[Component data from apps and pages]

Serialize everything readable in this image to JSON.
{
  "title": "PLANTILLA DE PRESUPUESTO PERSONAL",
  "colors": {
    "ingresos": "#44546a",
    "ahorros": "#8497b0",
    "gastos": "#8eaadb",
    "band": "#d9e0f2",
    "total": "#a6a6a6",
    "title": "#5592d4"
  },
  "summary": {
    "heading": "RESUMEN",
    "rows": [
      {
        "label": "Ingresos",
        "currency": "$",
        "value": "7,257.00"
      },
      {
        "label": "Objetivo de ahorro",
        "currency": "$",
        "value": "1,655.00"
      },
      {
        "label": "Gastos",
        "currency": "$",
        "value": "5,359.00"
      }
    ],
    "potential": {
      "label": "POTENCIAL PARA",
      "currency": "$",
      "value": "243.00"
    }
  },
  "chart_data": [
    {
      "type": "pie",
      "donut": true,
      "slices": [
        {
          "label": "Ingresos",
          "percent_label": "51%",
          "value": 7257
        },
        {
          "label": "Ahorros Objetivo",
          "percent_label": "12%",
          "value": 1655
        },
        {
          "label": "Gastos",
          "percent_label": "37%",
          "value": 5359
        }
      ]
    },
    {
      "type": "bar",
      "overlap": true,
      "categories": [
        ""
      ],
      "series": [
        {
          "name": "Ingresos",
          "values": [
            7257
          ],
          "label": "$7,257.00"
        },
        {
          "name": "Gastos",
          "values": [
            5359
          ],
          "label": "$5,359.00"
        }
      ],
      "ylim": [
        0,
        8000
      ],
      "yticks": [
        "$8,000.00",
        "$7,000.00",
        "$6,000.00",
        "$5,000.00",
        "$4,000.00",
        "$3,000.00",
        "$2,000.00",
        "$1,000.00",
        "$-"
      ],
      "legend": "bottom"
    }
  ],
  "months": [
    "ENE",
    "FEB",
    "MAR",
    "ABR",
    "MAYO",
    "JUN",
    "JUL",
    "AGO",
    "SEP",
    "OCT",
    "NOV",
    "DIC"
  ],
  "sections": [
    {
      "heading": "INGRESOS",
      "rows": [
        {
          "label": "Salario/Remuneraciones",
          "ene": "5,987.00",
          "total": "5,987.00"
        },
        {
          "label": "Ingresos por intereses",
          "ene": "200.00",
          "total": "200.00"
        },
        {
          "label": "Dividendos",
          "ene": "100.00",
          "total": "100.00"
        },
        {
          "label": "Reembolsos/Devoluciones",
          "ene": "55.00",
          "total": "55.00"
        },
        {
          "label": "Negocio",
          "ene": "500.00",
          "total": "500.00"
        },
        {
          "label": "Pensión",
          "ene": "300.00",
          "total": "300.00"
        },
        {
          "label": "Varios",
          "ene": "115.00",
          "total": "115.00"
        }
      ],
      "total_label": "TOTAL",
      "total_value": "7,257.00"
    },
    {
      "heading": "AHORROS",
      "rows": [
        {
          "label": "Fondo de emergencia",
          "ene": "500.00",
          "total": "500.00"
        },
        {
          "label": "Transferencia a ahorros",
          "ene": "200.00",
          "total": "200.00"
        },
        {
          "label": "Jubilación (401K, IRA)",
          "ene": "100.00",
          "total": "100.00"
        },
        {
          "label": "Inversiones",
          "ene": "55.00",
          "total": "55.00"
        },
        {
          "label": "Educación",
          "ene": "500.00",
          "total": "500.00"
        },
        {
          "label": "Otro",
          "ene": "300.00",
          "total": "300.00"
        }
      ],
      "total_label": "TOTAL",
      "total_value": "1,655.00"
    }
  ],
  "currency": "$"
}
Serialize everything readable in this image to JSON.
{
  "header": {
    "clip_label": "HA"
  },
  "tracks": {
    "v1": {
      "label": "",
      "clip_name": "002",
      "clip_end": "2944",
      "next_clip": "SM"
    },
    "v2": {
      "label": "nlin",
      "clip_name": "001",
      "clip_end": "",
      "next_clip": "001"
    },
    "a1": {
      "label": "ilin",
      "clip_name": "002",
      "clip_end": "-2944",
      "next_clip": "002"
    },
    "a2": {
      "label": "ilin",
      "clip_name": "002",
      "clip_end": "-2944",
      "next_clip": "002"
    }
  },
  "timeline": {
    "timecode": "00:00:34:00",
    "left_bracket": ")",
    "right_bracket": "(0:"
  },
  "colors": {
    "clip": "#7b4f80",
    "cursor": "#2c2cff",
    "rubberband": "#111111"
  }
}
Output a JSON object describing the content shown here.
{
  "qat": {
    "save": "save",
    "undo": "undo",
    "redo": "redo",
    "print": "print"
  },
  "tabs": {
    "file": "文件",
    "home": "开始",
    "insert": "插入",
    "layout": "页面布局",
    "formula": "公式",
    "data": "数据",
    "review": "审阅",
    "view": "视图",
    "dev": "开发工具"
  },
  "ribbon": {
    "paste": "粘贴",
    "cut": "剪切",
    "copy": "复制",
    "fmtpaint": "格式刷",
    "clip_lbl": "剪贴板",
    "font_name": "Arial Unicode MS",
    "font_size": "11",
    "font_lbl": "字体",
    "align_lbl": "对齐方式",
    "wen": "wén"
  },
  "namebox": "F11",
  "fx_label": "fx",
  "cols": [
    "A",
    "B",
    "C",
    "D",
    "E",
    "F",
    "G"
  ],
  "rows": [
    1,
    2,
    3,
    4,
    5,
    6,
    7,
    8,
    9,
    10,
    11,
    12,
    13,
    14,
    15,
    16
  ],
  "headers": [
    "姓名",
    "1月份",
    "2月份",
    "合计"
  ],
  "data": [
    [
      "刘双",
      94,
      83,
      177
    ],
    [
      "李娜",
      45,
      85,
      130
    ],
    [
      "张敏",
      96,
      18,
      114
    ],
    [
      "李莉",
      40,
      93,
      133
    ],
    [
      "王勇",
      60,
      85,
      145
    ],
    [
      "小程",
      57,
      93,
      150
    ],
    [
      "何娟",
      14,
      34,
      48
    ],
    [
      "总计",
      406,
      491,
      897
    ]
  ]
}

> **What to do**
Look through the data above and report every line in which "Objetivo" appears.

> **Exercise solution**
        "label": "Objetivo de ahorro",
          "label": "Ahorros Objetivo",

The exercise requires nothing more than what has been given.